→ **What this task involves**:
All lines in the records below that hold "label" are to be shown.

Top of Information supplied

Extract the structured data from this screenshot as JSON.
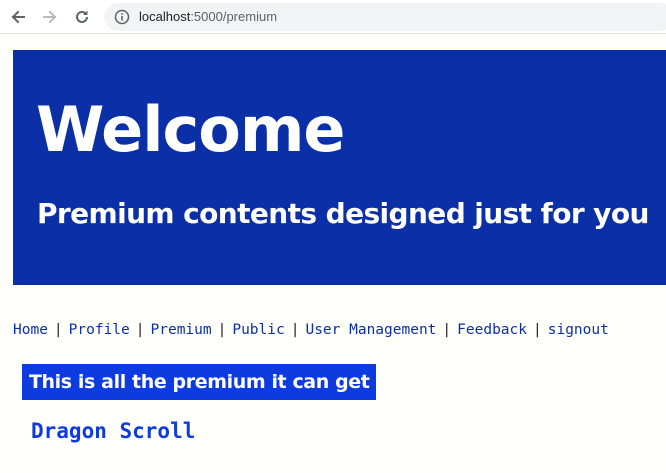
{
  "browser": {
    "url_host": "localhost",
    "url_rest": ":5000/premium"
  },
  "hero": {
    "title": "Welcome",
    "subtitle": "Premium contents designed just for you"
  },
  "nav": {
    "items": [
      {
        "label": "Home"
      },
      {
        "label": "Profile"
      },
      {
        "label": "Premium"
      },
      {
        "label": "Public"
      },
      {
        "label": "User Management"
      },
      {
        "label": "Feedback"
      },
      {
        "label": "signout"
      }
    ],
    "separator": "|"
  },
  "content": {
    "banner": "This is all the premium it can get",
    "item_title": "Dragon Scroll"
  },
  "colors": {
    "hero_bg": "#0b2fa7",
    "banner_bg": "#0d3bdf",
    "link": "#0b2fa7",
    "page_bg": "#fffffb"
  }
}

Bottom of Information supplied

→ **Task output**:
        "label": "Home"
        "label": "Profile"
        "label": "Premium"
        "label": "Public"
        "label": "User Management"
        "label": "Feedback"
        "label": "signout"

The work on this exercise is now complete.